_WHAT YOU NEED TO DO_
Your answer should consist only of the records, copied exactly, with the images removed.

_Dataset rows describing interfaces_
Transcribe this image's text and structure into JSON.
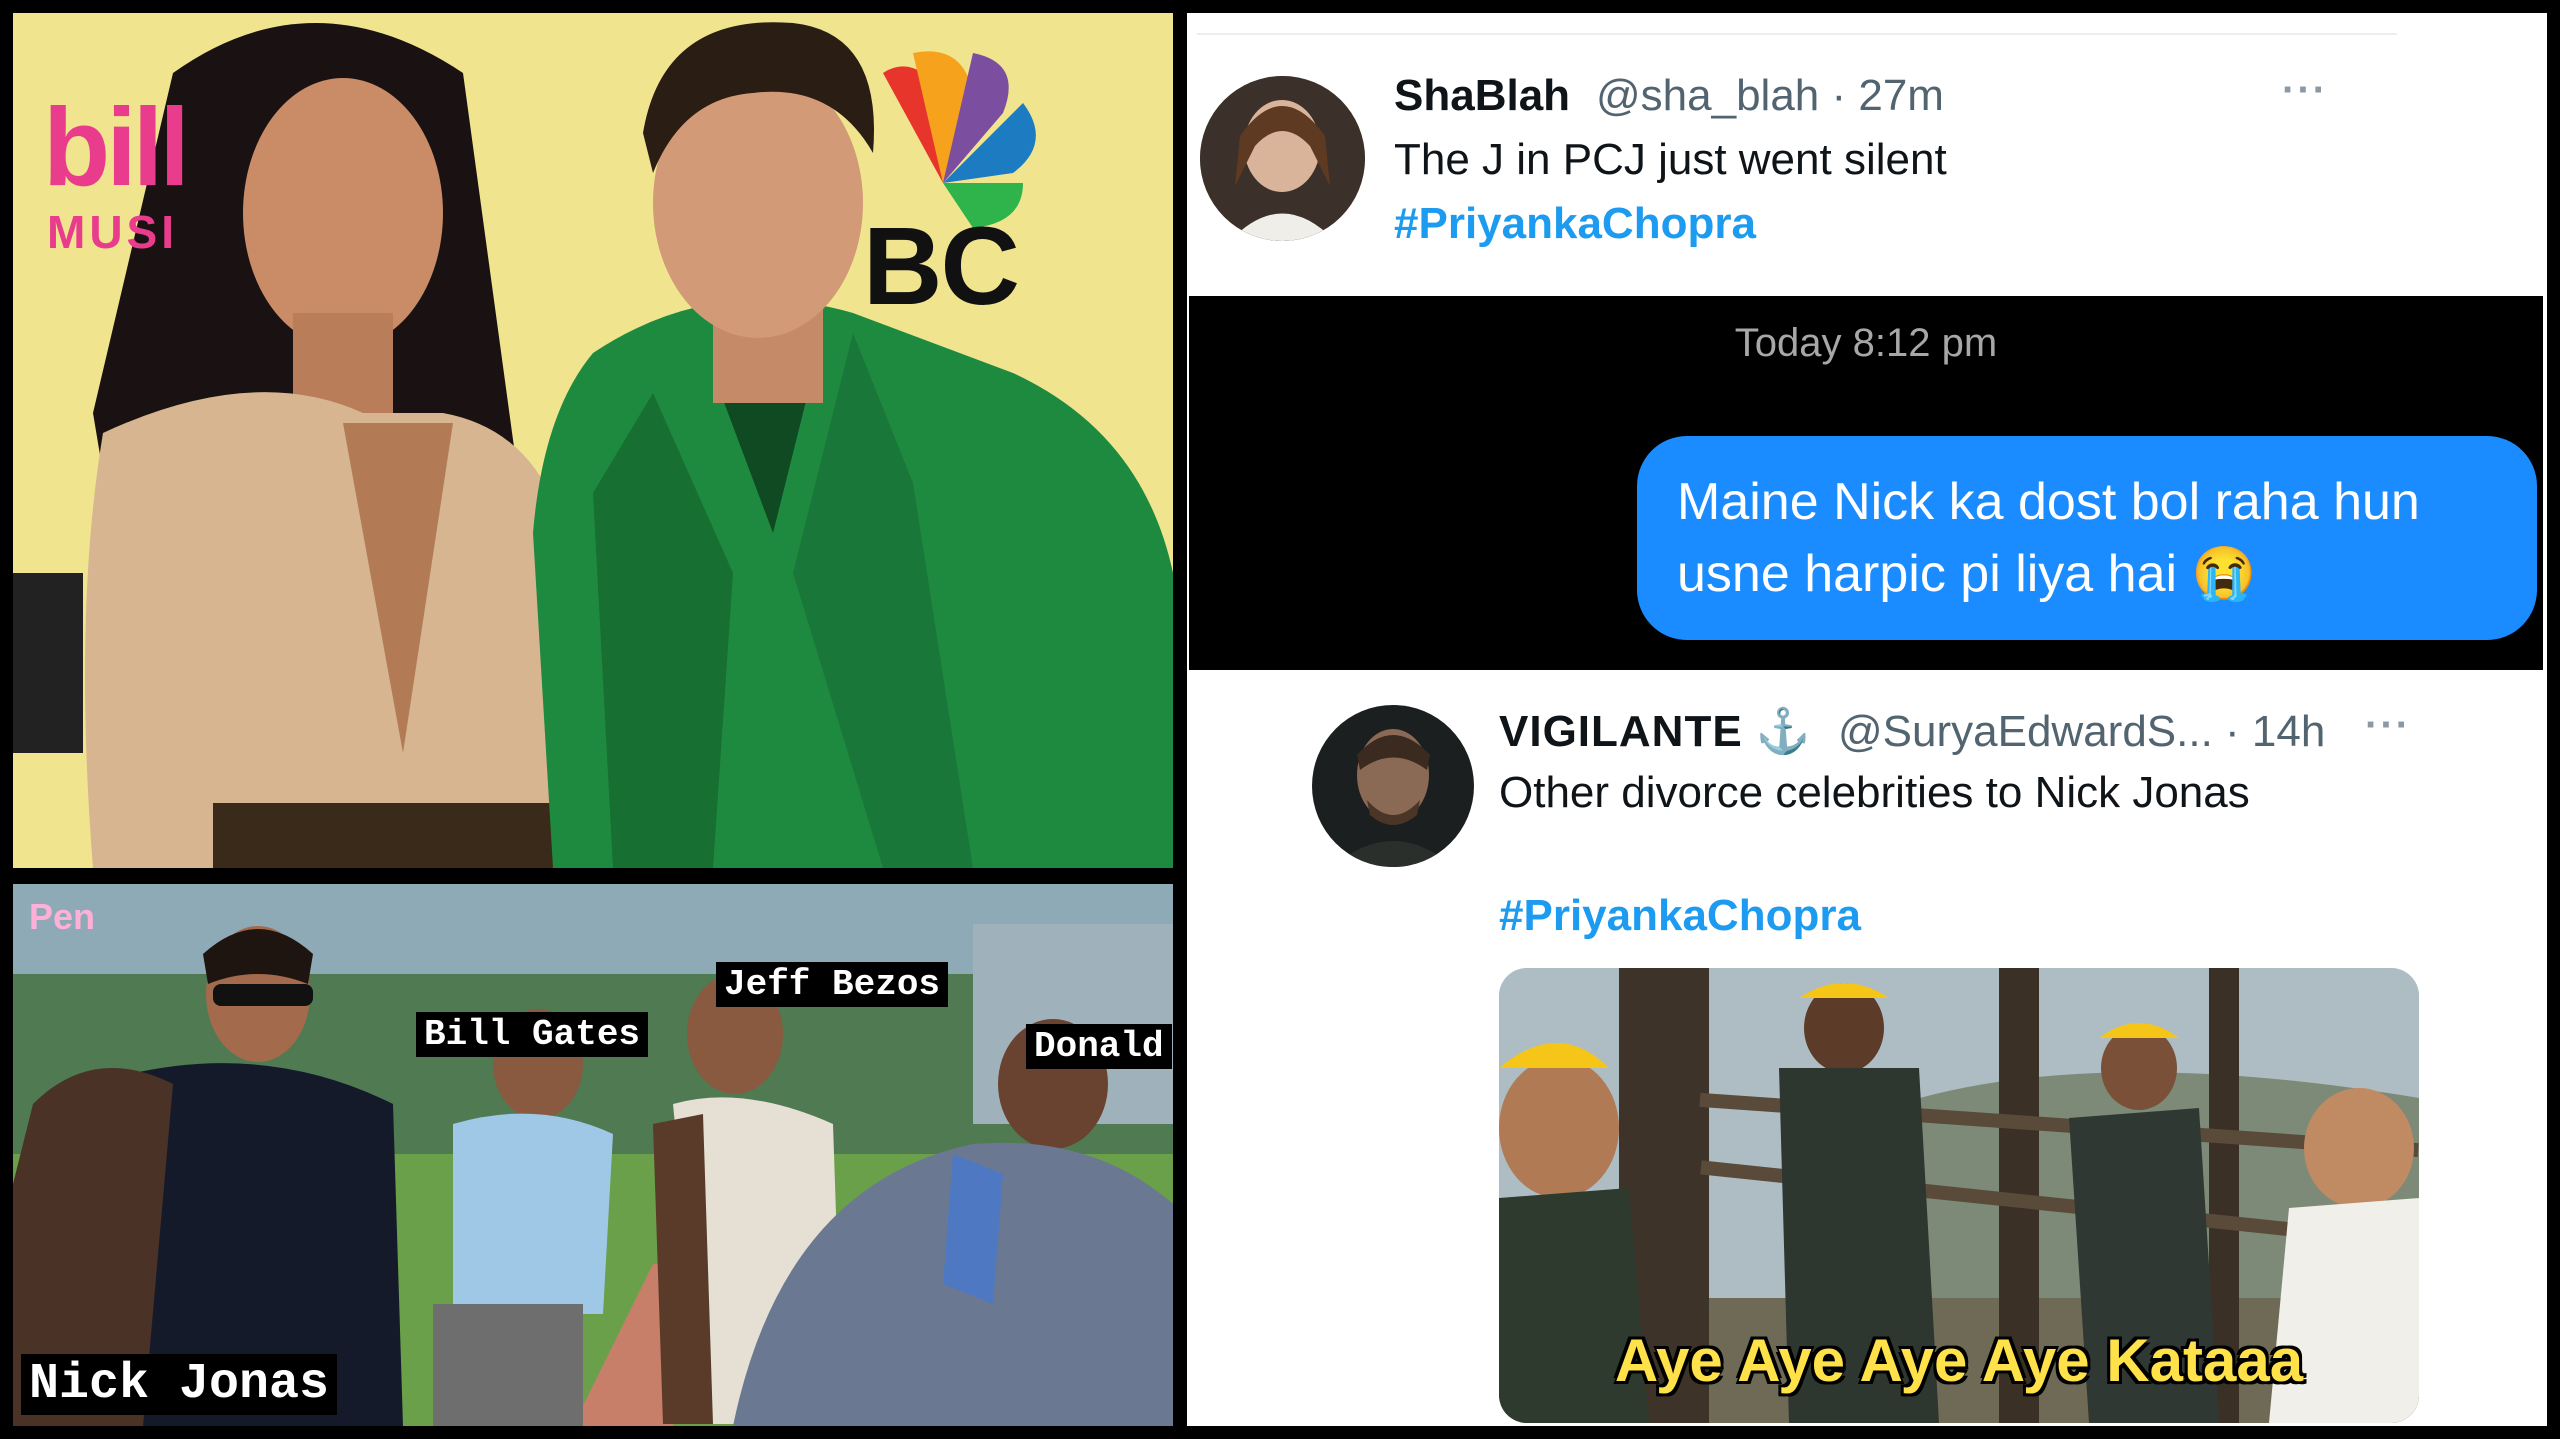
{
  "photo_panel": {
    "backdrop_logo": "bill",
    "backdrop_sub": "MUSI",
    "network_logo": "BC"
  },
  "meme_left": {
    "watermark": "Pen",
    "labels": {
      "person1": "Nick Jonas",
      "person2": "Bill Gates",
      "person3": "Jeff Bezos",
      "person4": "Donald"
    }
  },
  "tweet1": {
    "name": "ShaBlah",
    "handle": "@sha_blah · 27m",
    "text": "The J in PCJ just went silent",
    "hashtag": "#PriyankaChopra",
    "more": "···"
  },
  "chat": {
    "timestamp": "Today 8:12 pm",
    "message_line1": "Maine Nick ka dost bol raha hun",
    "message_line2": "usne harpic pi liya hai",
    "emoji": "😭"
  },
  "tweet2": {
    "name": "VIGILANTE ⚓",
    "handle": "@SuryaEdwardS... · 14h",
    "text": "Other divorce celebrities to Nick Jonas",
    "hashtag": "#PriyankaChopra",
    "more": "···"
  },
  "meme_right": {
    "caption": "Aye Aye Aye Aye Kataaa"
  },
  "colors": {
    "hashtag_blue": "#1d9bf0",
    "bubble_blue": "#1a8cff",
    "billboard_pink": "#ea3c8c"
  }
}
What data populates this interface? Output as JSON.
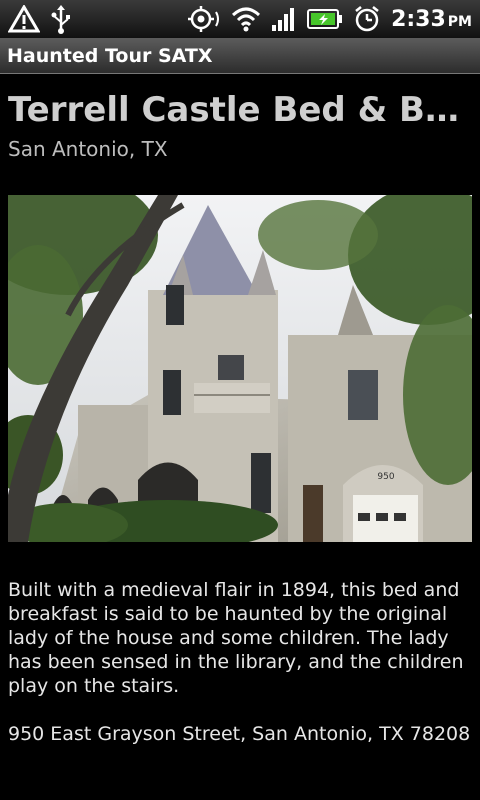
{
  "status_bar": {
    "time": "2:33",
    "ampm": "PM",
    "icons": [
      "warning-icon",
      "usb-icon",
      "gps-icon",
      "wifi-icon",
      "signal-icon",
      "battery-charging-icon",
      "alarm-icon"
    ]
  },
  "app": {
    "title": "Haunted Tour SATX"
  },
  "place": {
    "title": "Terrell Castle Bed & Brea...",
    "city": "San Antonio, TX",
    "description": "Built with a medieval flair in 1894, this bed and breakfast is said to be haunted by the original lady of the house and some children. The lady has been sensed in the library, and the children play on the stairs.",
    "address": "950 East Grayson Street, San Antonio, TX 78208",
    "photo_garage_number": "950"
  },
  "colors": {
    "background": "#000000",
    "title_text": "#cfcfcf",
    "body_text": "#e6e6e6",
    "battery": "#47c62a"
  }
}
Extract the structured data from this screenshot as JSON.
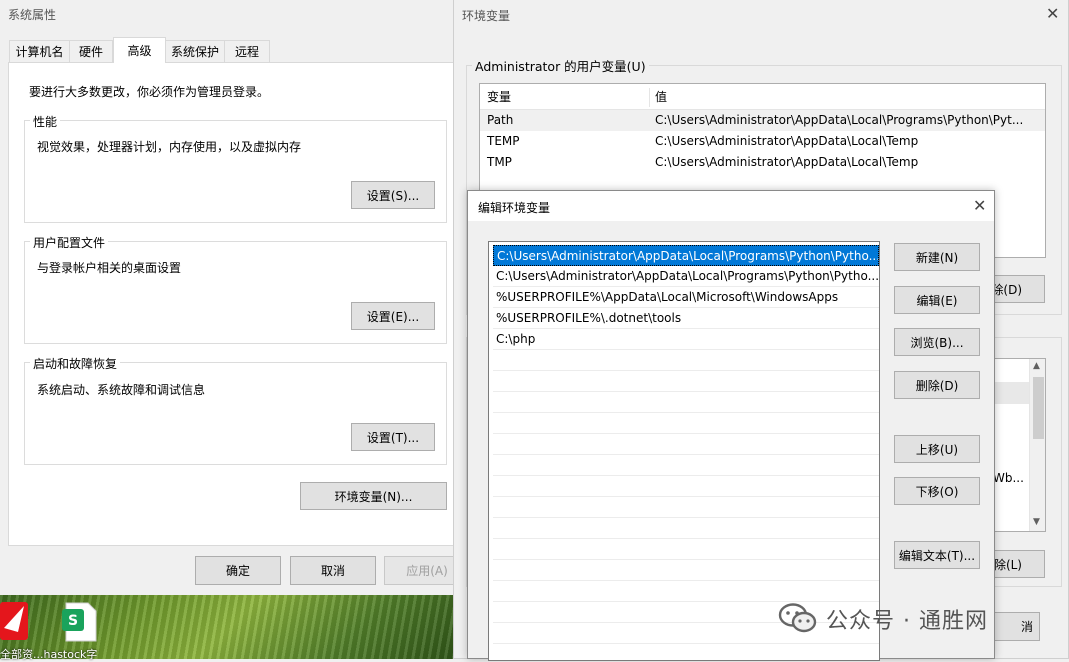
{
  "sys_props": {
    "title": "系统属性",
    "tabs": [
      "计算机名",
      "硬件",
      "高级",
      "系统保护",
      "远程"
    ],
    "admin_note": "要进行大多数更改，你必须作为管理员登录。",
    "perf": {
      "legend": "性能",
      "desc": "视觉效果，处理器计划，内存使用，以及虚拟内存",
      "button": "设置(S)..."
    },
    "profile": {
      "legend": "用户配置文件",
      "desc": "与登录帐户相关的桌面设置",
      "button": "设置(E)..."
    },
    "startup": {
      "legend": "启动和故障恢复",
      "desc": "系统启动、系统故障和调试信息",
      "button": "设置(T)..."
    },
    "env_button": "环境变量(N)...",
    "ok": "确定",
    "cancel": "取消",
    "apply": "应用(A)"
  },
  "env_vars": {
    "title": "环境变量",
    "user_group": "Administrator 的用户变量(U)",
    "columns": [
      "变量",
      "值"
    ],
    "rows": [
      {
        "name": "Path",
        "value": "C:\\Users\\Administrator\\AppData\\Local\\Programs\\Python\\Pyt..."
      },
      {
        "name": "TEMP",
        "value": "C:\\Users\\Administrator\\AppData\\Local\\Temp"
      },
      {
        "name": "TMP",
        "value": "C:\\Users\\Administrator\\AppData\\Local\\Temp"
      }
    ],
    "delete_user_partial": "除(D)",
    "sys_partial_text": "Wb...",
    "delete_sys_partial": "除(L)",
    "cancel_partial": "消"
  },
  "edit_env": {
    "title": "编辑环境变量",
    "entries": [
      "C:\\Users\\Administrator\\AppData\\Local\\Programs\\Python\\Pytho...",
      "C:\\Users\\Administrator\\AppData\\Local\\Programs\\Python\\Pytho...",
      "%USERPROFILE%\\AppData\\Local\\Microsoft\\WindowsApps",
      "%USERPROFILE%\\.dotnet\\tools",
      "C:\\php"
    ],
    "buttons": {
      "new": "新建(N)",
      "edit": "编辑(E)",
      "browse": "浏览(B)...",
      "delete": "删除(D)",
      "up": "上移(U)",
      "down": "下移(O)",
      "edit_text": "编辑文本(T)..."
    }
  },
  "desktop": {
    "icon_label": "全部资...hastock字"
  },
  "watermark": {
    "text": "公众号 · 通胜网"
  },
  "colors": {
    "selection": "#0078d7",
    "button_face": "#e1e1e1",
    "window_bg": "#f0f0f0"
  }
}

_TASK OUTPUT_
Transcribe this image's text and structure into JSON.
{
  "photo_panel": {
    "backdrop_logo": "bill",
    "backdrop_sub": "MUSI",
    "network_logo": "BC"
  },
  "meme_left": {
    "watermark": "Pen",
    "labels": {
      "person1": "Nick Jonas",
      "person2": "Bill Gates",
      "person3": "Jeff Bezos",
      "person4": "Donald"
    }
  },
  "tweet1": {
    "name": "ShaBlah",
    "handle": "@sha_blah · 27m",
    "text": "The J in PCJ just went silent",
    "hashtag": "#PriyankaChopra",
    "more": "···"
  },
  "chat": {
    "timestamp": "Today 8:12 pm",
    "message_line1": "Maine Nick ka dost bol raha hun",
    "message_line2": "usne harpic pi liya hai",
    "emoji": "😭"
  },
  "tweet2": {
    "name": "VIGILANTE ⚓",
    "handle": "@SuryaEdwardS... · 14h",
    "text": "Other divorce celebrities to Nick Jonas",
    "hashtag": "#PriyankaChopra",
    "more": "···"
  },
  "meme_right": {
    "caption": "Aye Aye Aye Aye Kataaa"
  },
  "colors": {
    "hashtag_blue": "#1d9bf0",
    "bubble_blue": "#1a8cff",
    "billboard_pink": "#ea3c8c"
  }
}
What data populates this interface? Output as JSON.
{
  "status_bar": {
    "time": "2:33",
    "ampm": "PM",
    "icons": [
      "warning-icon",
      "usb-icon",
      "gps-icon",
      "wifi-icon",
      "signal-icon",
      "battery-charging-icon",
      "alarm-icon"
    ]
  },
  "app": {
    "title": "Haunted Tour SATX"
  },
  "place": {
    "title": "Terrell Castle Bed & Brea...",
    "city": "San Antonio, TX",
    "description": "Built with a medieval flair in 1894, this bed and breakfast is said to be haunted by the original lady of the house and some children. The lady has been sensed in the library, and the children play on the stairs.",
    "address": "950 East Grayson Street, San Antonio, TX 78208",
    "photo_garage_number": "950"
  },
  "colors": {
    "background": "#000000",
    "title_text": "#cfcfcf",
    "body_text": "#e6e6e6",
    "battery": "#47c62a"
  }
}
Extract the structured data from this screenshot as JSON.
{
  "sys_props": {
    "title": "系统属性",
    "tabs": [
      "计算机名",
      "硬件",
      "高级",
      "系统保护",
      "远程"
    ],
    "admin_note": "要进行大多数更改，你必须作为管理员登录。",
    "perf": {
      "legend": "性能",
      "desc": "视觉效果，处理器计划，内存使用，以及虚拟内存",
      "button": "设置(S)..."
    },
    "profile": {
      "legend": "用户配置文件",
      "desc": "与登录帐户相关的桌面设置",
      "button": "设置(E)..."
    },
    "startup": {
      "legend": "启动和故障恢复",
      "desc": "系统启动、系统故障和调试信息",
      "button": "设置(T)..."
    },
    "env_button": "环境变量(N)...",
    "ok": "确定",
    "cancel": "取消",
    "apply": "应用(A)"
  },
  "env_vars": {
    "title": "环境变量",
    "user_group": "Administrator 的用户变量(U)",
    "columns": [
      "变量",
      "值"
    ],
    "rows": [
      {
        "name": "Path",
        "value": "C:\\Users\\Administrator\\AppData\\Local\\Programs\\Python\\Pyt..."
      },
      {
        "name": "TEMP",
        "value": "C:\\Users\\Administrator\\AppData\\Local\\Temp"
      },
      {
        "name": "TMP",
        "value": "C:\\Users\\Administrator\\AppData\\Local\\Temp"
      }
    ],
    "delete_user_partial": "除(D)",
    "sys_partial_text": "Wb...",
    "delete_sys_partial": "除(L)",
    "cancel_partial": "消"
  },
  "edit_env": {
    "title": "编辑环境变量",
    "entries": [
      "C:\\Users\\Administrator\\AppData\\Local\\Programs\\Python\\Pytho...",
      "C:\\Users\\Administrator\\AppData\\Local\\Programs\\Python\\Pytho...",
      "%USERPROFILE%\\AppData\\Local\\Microsoft\\WindowsApps",
      "%USERPROFILE%\\.dotnet\\tools",
      "C:\\php"
    ],
    "buttons": {
      "new": "新建(N)",
      "edit": "编辑(E)",
      "browse": "浏览(B)...",
      "delete": "删除(D)",
      "up": "上移(U)",
      "down": "下移(O)",
      "edit_text": "编辑文本(T)..."
    }
  },
  "desktop": {
    "icon_label": "全部资...hastock字"
  },
  "watermark": {
    "text": "公众号 · 通胜网"
  },
  "colors": {
    "selection": "#0078d7",
    "button_face": "#e1e1e1",
    "window_bg": "#f0f0f0"
  }
}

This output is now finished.